Top of EXERCISE INPUTS

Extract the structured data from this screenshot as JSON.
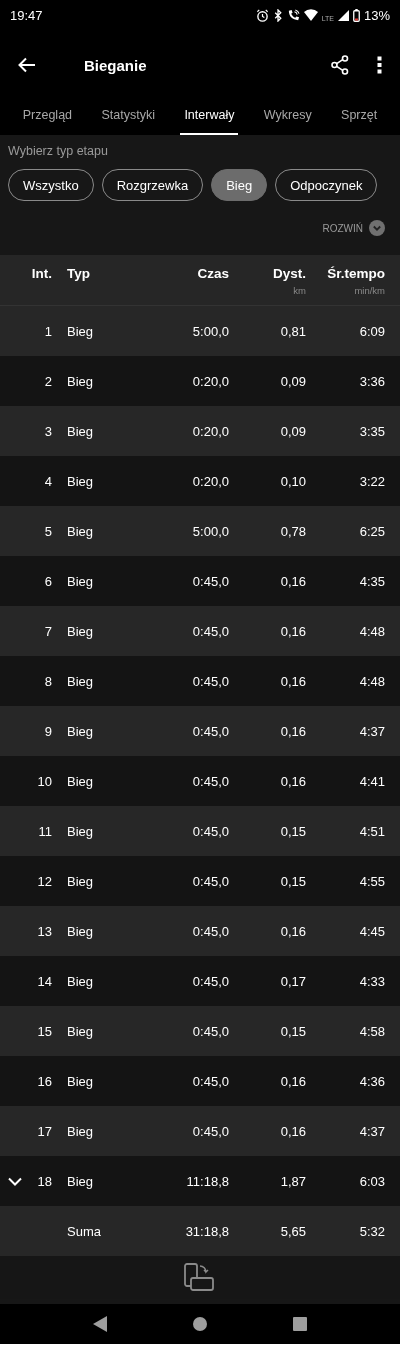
{
  "status_bar": {
    "time": "19:47",
    "network": "LTE",
    "battery": "13%"
  },
  "app_bar": {
    "title": "Bieganie"
  },
  "tabs": [
    {
      "label": "Przegląd",
      "selected": false
    },
    {
      "label": "Statystyki",
      "selected": false
    },
    {
      "label": "Interwały",
      "selected": true
    },
    {
      "label": "Wykresy",
      "selected": false
    },
    {
      "label": "Sprzęt",
      "selected": false
    }
  ],
  "filter": {
    "label": "Wybierz typ etapu",
    "chips": [
      {
        "label": "Wszystko",
        "selected": false
      },
      {
        "label": "Rozgrzewka",
        "selected": false
      },
      {
        "label": "Bieg",
        "selected": true
      },
      {
        "label": "Odpoczynek",
        "selected": false
      }
    ]
  },
  "expand_all": "ROZWIŃ",
  "table": {
    "columns": [
      {
        "title": "Int."
      },
      {
        "title": "Typ"
      },
      {
        "title": "Czas"
      },
      {
        "title": "Dyst.",
        "unit": "km"
      },
      {
        "title": "Śr.tempo",
        "unit": "min/km"
      }
    ],
    "rows": [
      {
        "int": "1",
        "type": "Bieg",
        "time": "5:00,0",
        "dist": "0,81",
        "pace": "6:09",
        "expandable": false
      },
      {
        "int": "2",
        "type": "Bieg",
        "time": "0:20,0",
        "dist": "0,09",
        "pace": "3:36",
        "expandable": false
      },
      {
        "int": "3",
        "type": "Bieg",
        "time": "0:20,0",
        "dist": "0,09",
        "pace": "3:35",
        "expandable": false
      },
      {
        "int": "4",
        "type": "Bieg",
        "time": "0:20,0",
        "dist": "0,10",
        "pace": "3:22",
        "expandable": false
      },
      {
        "int": "5",
        "type": "Bieg",
        "time": "5:00,0",
        "dist": "0,78",
        "pace": "6:25",
        "expandable": false
      },
      {
        "int": "6",
        "type": "Bieg",
        "time": "0:45,0",
        "dist": "0,16",
        "pace": "4:35",
        "expandable": false
      },
      {
        "int": "7",
        "type": "Bieg",
        "time": "0:45,0",
        "dist": "0,16",
        "pace": "4:48",
        "expandable": false
      },
      {
        "int": "8",
        "type": "Bieg",
        "time": "0:45,0",
        "dist": "0,16",
        "pace": "4:48",
        "expandable": false
      },
      {
        "int": "9",
        "type": "Bieg",
        "time": "0:45,0",
        "dist": "0,16",
        "pace": "4:37",
        "expandable": false
      },
      {
        "int": "10",
        "type": "Bieg",
        "time": "0:45,0",
        "dist": "0,16",
        "pace": "4:41",
        "expandable": false
      },
      {
        "int": "11",
        "type": "Bieg",
        "time": "0:45,0",
        "dist": "0,15",
        "pace": "4:51",
        "expandable": false
      },
      {
        "int": "12",
        "type": "Bieg",
        "time": "0:45,0",
        "dist": "0,15",
        "pace": "4:55",
        "expandable": false
      },
      {
        "int": "13",
        "type": "Bieg",
        "time": "0:45,0",
        "dist": "0,16",
        "pace": "4:45",
        "expandable": false
      },
      {
        "int": "14",
        "type": "Bieg",
        "time": "0:45,0",
        "dist": "0,17",
        "pace": "4:33",
        "expandable": false
      },
      {
        "int": "15",
        "type": "Bieg",
        "time": "0:45,0",
        "dist": "0,15",
        "pace": "4:58",
        "expandable": false
      },
      {
        "int": "16",
        "type": "Bieg",
        "time": "0:45,0",
        "dist": "0,16",
        "pace": "4:36",
        "expandable": false
      },
      {
        "int": "17",
        "type": "Bieg",
        "time": "0:45,0",
        "dist": "0,16",
        "pace": "4:37",
        "expandable": false
      },
      {
        "int": "18",
        "type": "Bieg",
        "time": "11:18,8",
        "dist": "1,87",
        "pace": "6:03",
        "expandable": true
      }
    ],
    "total": {
      "label": "Suma",
      "time": "31:18,8",
      "dist": "5,65",
      "pace": "5:32"
    }
  }
}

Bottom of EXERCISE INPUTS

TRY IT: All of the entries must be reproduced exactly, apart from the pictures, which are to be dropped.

RESULT:
Extract the structured data from this screenshot as JSON.
{
  "status_bar": {
    "time": "19:47",
    "network": "LTE",
    "battery": "13%"
  },
  "app_bar": {
    "title": "Bieganie"
  },
  "tabs": [
    {
      "label": "Przegląd",
      "selected": false
    },
    {
      "label": "Statystyki",
      "selected": false
    },
    {
      "label": "Interwały",
      "selected": true
    },
    {
      "label": "Wykresy",
      "selected": false
    },
    {
      "label": "Sprzęt",
      "selected": false
    }
  ],
  "filter": {
    "label": "Wybierz typ etapu",
    "chips": [
      {
        "label": "Wszystko",
        "selected": false
      },
      {
        "label": "Rozgrzewka",
        "selected": false
      },
      {
        "label": "Bieg",
        "selected": true
      },
      {
        "label": "Odpoczynek",
        "selected": false
      }
    ]
  },
  "expand_all": "ROZWIŃ",
  "table": {
    "columns": [
      {
        "title": "Int."
      },
      {
        "title": "Typ"
      },
      {
        "title": "Czas"
      },
      {
        "title": "Dyst.",
        "unit": "km"
      },
      {
        "title": "Śr.tempo",
        "unit": "min/km"
      }
    ],
    "rows": [
      {
        "int": "1",
        "type": "Bieg",
        "time": "5:00,0",
        "dist": "0,81",
        "pace": "6:09",
        "expandable": false
      },
      {
        "int": "2",
        "type": "Bieg",
        "time": "0:20,0",
        "dist": "0,09",
        "pace": "3:36",
        "expandable": false
      },
      {
        "int": "3",
        "type": "Bieg",
        "time": "0:20,0",
        "dist": "0,09",
        "pace": "3:35",
        "expandable": false
      },
      {
        "int": "4",
        "type": "Bieg",
        "time": "0:20,0",
        "dist": "0,10",
        "pace": "3:22",
        "expandable": false
      },
      {
        "int": "5",
        "type": "Bieg",
        "time": "5:00,0",
        "dist": "0,78",
        "pace": "6:25",
        "expandable": false
      },
      {
        "int": "6",
        "type": "Bieg",
        "time": "0:45,0",
        "dist": "0,16",
        "pace": "4:35",
        "expandable": false
      },
      {
        "int": "7",
        "type": "Bieg",
        "time": "0:45,0",
        "dist": "0,16",
        "pace": "4:48",
        "expandable": false
      },
      {
        "int": "8",
        "type": "Bieg",
        "time": "0:45,0",
        "dist": "0,16",
        "pace": "4:48",
        "expandable": false
      },
      {
        "int": "9",
        "type": "Bieg",
        "time": "0:45,0",
        "dist": "0,16",
        "pace": "4:37",
        "expandable": false
      },
      {
        "int": "10",
        "type": "Bieg",
        "time": "0:45,0",
        "dist": "0,16",
        "pace": "4:41",
        "expandable": false
      },
      {
        "int": "11",
        "type": "Bieg",
        "time": "0:45,0",
        "dist": "0,15",
        "pace": "4:51",
        "expandable": false
      },
      {
        "int": "12",
        "type": "Bieg",
        "time": "0:45,0",
        "dist": "0,15",
        "pace": "4:55",
        "expandable": false
      },
      {
        "int": "13",
        "type": "Bieg",
        "time": "0:45,0",
        "dist": "0,16",
        "pace": "4:45",
        "expandable": false
      },
      {
        "int": "14",
        "type": "Bieg",
        "time": "0:45,0",
        "dist": "0,17",
        "pace": "4:33",
        "expandable": false
      },
      {
        "int": "15",
        "type": "Bieg",
        "time": "0:45,0",
        "dist": "0,15",
        "pace": "4:58",
        "expandable": false
      },
      {
        "int": "16",
        "type": "Bieg",
        "time": "0:45,0",
        "dist": "0,16",
        "pace": "4:36",
        "expandable": false
      },
      {
        "int": "17",
        "type": "Bieg",
        "time": "0:45,0",
        "dist": "0,16",
        "pace": "4:37",
        "expandable": false
      },
      {
        "int": "18",
        "type": "Bieg",
        "time": "11:18,8",
        "dist": "1,87",
        "pace": "6:03",
        "expandable": true
      }
    ],
    "total": {
      "label": "Suma",
      "time": "31:18,8",
      "dist": "5,65",
      "pace": "5:32"
    }
  }
}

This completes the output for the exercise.